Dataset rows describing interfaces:
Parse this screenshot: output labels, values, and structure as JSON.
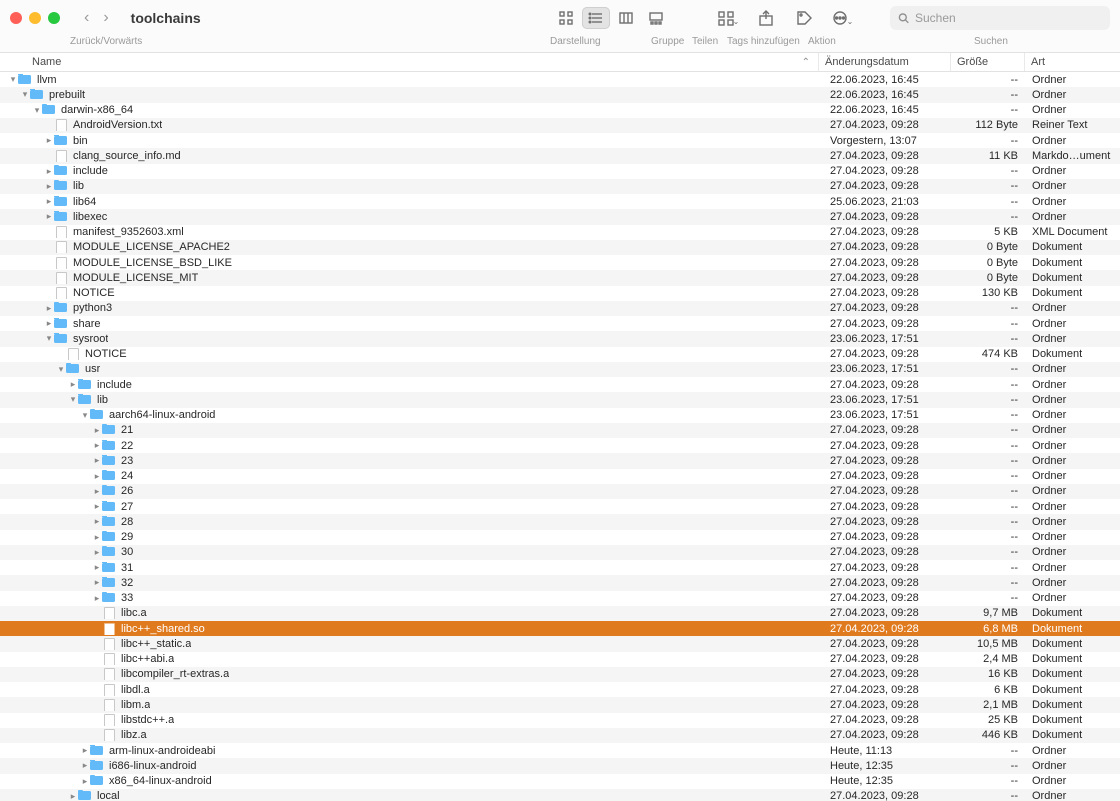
{
  "toolbar": {
    "back_forward_label": "Zurück/Vorwärts",
    "title": "toolchains",
    "view_label": "Darstellung",
    "group_label": "Gruppe",
    "share_label": "Teilen",
    "tags_label": "Tags hinzufügen",
    "action_label": "Aktion",
    "search_label": "Suchen",
    "search_placeholder": "Suchen"
  },
  "columns": {
    "name": "Name",
    "date": "Änderungsdatum",
    "size": "Größe",
    "kind": "Art"
  },
  "rows": [
    {
      "depth": 0,
      "disc": "down",
      "type": "folder",
      "name": "llvm",
      "date": "22.06.2023, 16:45",
      "size": "--",
      "kind": "Ordner",
      "sel": false
    },
    {
      "depth": 1,
      "disc": "down",
      "type": "folder",
      "name": "prebuilt",
      "date": "22.06.2023, 16:45",
      "size": "--",
      "kind": "Ordner",
      "sel": false
    },
    {
      "depth": 2,
      "disc": "down",
      "type": "folder",
      "name": "darwin-x86_64",
      "date": "22.06.2023, 16:45",
      "size": "--",
      "kind": "Ordner",
      "sel": false
    },
    {
      "depth": 3,
      "disc": "none",
      "type": "file",
      "name": "AndroidVersion.txt",
      "date": "27.04.2023, 09:28",
      "size": "112 Byte",
      "kind": "Reiner Text",
      "sel": false
    },
    {
      "depth": 3,
      "disc": "right",
      "type": "folder",
      "name": "bin",
      "date": "Vorgestern, 13:07",
      "size": "--",
      "kind": "Ordner",
      "sel": false
    },
    {
      "depth": 3,
      "disc": "none",
      "type": "file",
      "name": "clang_source_info.md",
      "date": "27.04.2023, 09:28",
      "size": "11 KB",
      "kind": "Markdo…ument",
      "sel": false
    },
    {
      "depth": 3,
      "disc": "right",
      "type": "folder",
      "name": "include",
      "date": "27.04.2023, 09:28",
      "size": "--",
      "kind": "Ordner",
      "sel": false
    },
    {
      "depth": 3,
      "disc": "right",
      "type": "folder",
      "name": "lib",
      "date": "27.04.2023, 09:28",
      "size": "--",
      "kind": "Ordner",
      "sel": false
    },
    {
      "depth": 3,
      "disc": "right",
      "type": "folder",
      "name": "lib64",
      "date": "25.06.2023, 21:03",
      "size": "--",
      "kind": "Ordner",
      "sel": false
    },
    {
      "depth": 3,
      "disc": "right",
      "type": "folder",
      "name": "libexec",
      "date": "27.04.2023, 09:28",
      "size": "--",
      "kind": "Ordner",
      "sel": false
    },
    {
      "depth": 3,
      "disc": "none",
      "type": "file",
      "name": "manifest_9352603.xml",
      "date": "27.04.2023, 09:28",
      "size": "5 KB",
      "kind": "XML Document",
      "sel": false
    },
    {
      "depth": 3,
      "disc": "none",
      "type": "file",
      "name": "MODULE_LICENSE_APACHE2",
      "date": "27.04.2023, 09:28",
      "size": "0 Byte",
      "kind": "Dokument",
      "sel": false
    },
    {
      "depth": 3,
      "disc": "none",
      "type": "file",
      "name": "MODULE_LICENSE_BSD_LIKE",
      "date": "27.04.2023, 09:28",
      "size": "0 Byte",
      "kind": "Dokument",
      "sel": false
    },
    {
      "depth": 3,
      "disc": "none",
      "type": "file",
      "name": "MODULE_LICENSE_MIT",
      "date": "27.04.2023, 09:28",
      "size": "0 Byte",
      "kind": "Dokument",
      "sel": false
    },
    {
      "depth": 3,
      "disc": "none",
      "type": "file",
      "name": "NOTICE",
      "date": "27.04.2023, 09:28",
      "size": "130 KB",
      "kind": "Dokument",
      "sel": false
    },
    {
      "depth": 3,
      "disc": "right",
      "type": "folder",
      "name": "python3",
      "date": "27.04.2023, 09:28",
      "size": "--",
      "kind": "Ordner",
      "sel": false
    },
    {
      "depth": 3,
      "disc": "right",
      "type": "folder",
      "name": "share",
      "date": "27.04.2023, 09:28",
      "size": "--",
      "kind": "Ordner",
      "sel": false
    },
    {
      "depth": 3,
      "disc": "down",
      "type": "folder",
      "name": "sysroot",
      "date": "23.06.2023, 17:51",
      "size": "--",
      "kind": "Ordner",
      "sel": false
    },
    {
      "depth": 4,
      "disc": "none",
      "type": "file",
      "name": "NOTICE",
      "date": "27.04.2023, 09:28",
      "size": "474 KB",
      "kind": "Dokument",
      "sel": false
    },
    {
      "depth": 4,
      "disc": "down",
      "type": "folder",
      "name": "usr",
      "date": "23.06.2023, 17:51",
      "size": "--",
      "kind": "Ordner",
      "sel": false
    },
    {
      "depth": 5,
      "disc": "right",
      "type": "folder",
      "name": "include",
      "date": "27.04.2023, 09:28",
      "size": "--",
      "kind": "Ordner",
      "sel": false
    },
    {
      "depth": 5,
      "disc": "down",
      "type": "folder",
      "name": "lib",
      "date": "23.06.2023, 17:51",
      "size": "--",
      "kind": "Ordner",
      "sel": false
    },
    {
      "depth": 6,
      "disc": "down",
      "type": "folder",
      "name": "aarch64-linux-android",
      "date": "23.06.2023, 17:51",
      "size": "--",
      "kind": "Ordner",
      "sel": false
    },
    {
      "depth": 7,
      "disc": "right",
      "type": "folder",
      "name": "21",
      "date": "27.04.2023, 09:28",
      "size": "--",
      "kind": "Ordner",
      "sel": false
    },
    {
      "depth": 7,
      "disc": "right",
      "type": "folder",
      "name": "22",
      "date": "27.04.2023, 09:28",
      "size": "--",
      "kind": "Ordner",
      "sel": false
    },
    {
      "depth": 7,
      "disc": "right",
      "type": "folder",
      "name": "23",
      "date": "27.04.2023, 09:28",
      "size": "--",
      "kind": "Ordner",
      "sel": false
    },
    {
      "depth": 7,
      "disc": "right",
      "type": "folder",
      "name": "24",
      "date": "27.04.2023, 09:28",
      "size": "--",
      "kind": "Ordner",
      "sel": false
    },
    {
      "depth": 7,
      "disc": "right",
      "type": "folder",
      "name": "26",
      "date": "27.04.2023, 09:28",
      "size": "--",
      "kind": "Ordner",
      "sel": false
    },
    {
      "depth": 7,
      "disc": "right",
      "type": "folder",
      "name": "27",
      "date": "27.04.2023, 09:28",
      "size": "--",
      "kind": "Ordner",
      "sel": false
    },
    {
      "depth": 7,
      "disc": "right",
      "type": "folder",
      "name": "28",
      "date": "27.04.2023, 09:28",
      "size": "--",
      "kind": "Ordner",
      "sel": false
    },
    {
      "depth": 7,
      "disc": "right",
      "type": "folder",
      "name": "29",
      "date": "27.04.2023, 09:28",
      "size": "--",
      "kind": "Ordner",
      "sel": false
    },
    {
      "depth": 7,
      "disc": "right",
      "type": "folder",
      "name": "30",
      "date": "27.04.2023, 09:28",
      "size": "--",
      "kind": "Ordner",
      "sel": false
    },
    {
      "depth": 7,
      "disc": "right",
      "type": "folder",
      "name": "31",
      "date": "27.04.2023, 09:28",
      "size": "--",
      "kind": "Ordner",
      "sel": false
    },
    {
      "depth": 7,
      "disc": "right",
      "type": "folder",
      "name": "32",
      "date": "27.04.2023, 09:28",
      "size": "--",
      "kind": "Ordner",
      "sel": false
    },
    {
      "depth": 7,
      "disc": "right",
      "type": "folder",
      "name": "33",
      "date": "27.04.2023, 09:28",
      "size": "--",
      "kind": "Ordner",
      "sel": false
    },
    {
      "depth": 7,
      "disc": "none",
      "type": "file",
      "name": "libc.a",
      "date": "27.04.2023, 09:28",
      "size": "9,7 MB",
      "kind": "Dokument",
      "sel": false
    },
    {
      "depth": 7,
      "disc": "none",
      "type": "file",
      "name": "libc++_shared.so",
      "date": "27.04.2023, 09:28",
      "size": "6,8 MB",
      "kind": "Dokument",
      "sel": true
    },
    {
      "depth": 7,
      "disc": "none",
      "type": "file",
      "name": "libc++_static.a",
      "date": "27.04.2023, 09:28",
      "size": "10,5 MB",
      "kind": "Dokument",
      "sel": false
    },
    {
      "depth": 7,
      "disc": "none",
      "type": "file",
      "name": "libc++abi.a",
      "date": "27.04.2023, 09:28",
      "size": "2,4 MB",
      "kind": "Dokument",
      "sel": false
    },
    {
      "depth": 7,
      "disc": "none",
      "type": "file",
      "name": "libcompiler_rt-extras.a",
      "date": "27.04.2023, 09:28",
      "size": "16 KB",
      "kind": "Dokument",
      "sel": false
    },
    {
      "depth": 7,
      "disc": "none",
      "type": "file",
      "name": "libdl.a",
      "date": "27.04.2023, 09:28",
      "size": "6 KB",
      "kind": "Dokument",
      "sel": false
    },
    {
      "depth": 7,
      "disc": "none",
      "type": "file",
      "name": "libm.a",
      "date": "27.04.2023, 09:28",
      "size": "2,1 MB",
      "kind": "Dokument",
      "sel": false
    },
    {
      "depth": 7,
      "disc": "none",
      "type": "file",
      "name": "libstdc++.a",
      "date": "27.04.2023, 09:28",
      "size": "25 KB",
      "kind": "Dokument",
      "sel": false
    },
    {
      "depth": 7,
      "disc": "none",
      "type": "file",
      "name": "libz.a",
      "date": "27.04.2023, 09:28",
      "size": "446 KB",
      "kind": "Dokument",
      "sel": false
    },
    {
      "depth": 6,
      "disc": "right",
      "type": "folder",
      "name": "arm-linux-androideabi",
      "date": "Heute, 11:13",
      "size": "--",
      "kind": "Ordner",
      "sel": false
    },
    {
      "depth": 6,
      "disc": "right",
      "type": "folder",
      "name": "i686-linux-android",
      "date": "Heute, 12:35",
      "size": "--",
      "kind": "Ordner",
      "sel": false
    },
    {
      "depth": 6,
      "disc": "right",
      "type": "folder",
      "name": "x86_64-linux-android",
      "date": "Heute, 12:35",
      "size": "--",
      "kind": "Ordner",
      "sel": false
    },
    {
      "depth": 5,
      "disc": "right",
      "type": "folder",
      "name": "local",
      "date": "27.04.2023, 09:28",
      "size": "--",
      "kind": "Ordner",
      "sel": false
    }
  ]
}
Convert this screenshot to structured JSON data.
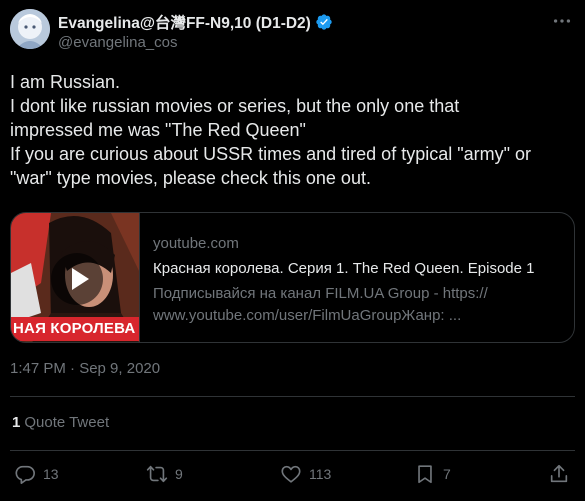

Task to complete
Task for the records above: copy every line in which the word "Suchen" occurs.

Exercise output
    "search_label": "Suchen",
    "search_placeholder": "Suchen"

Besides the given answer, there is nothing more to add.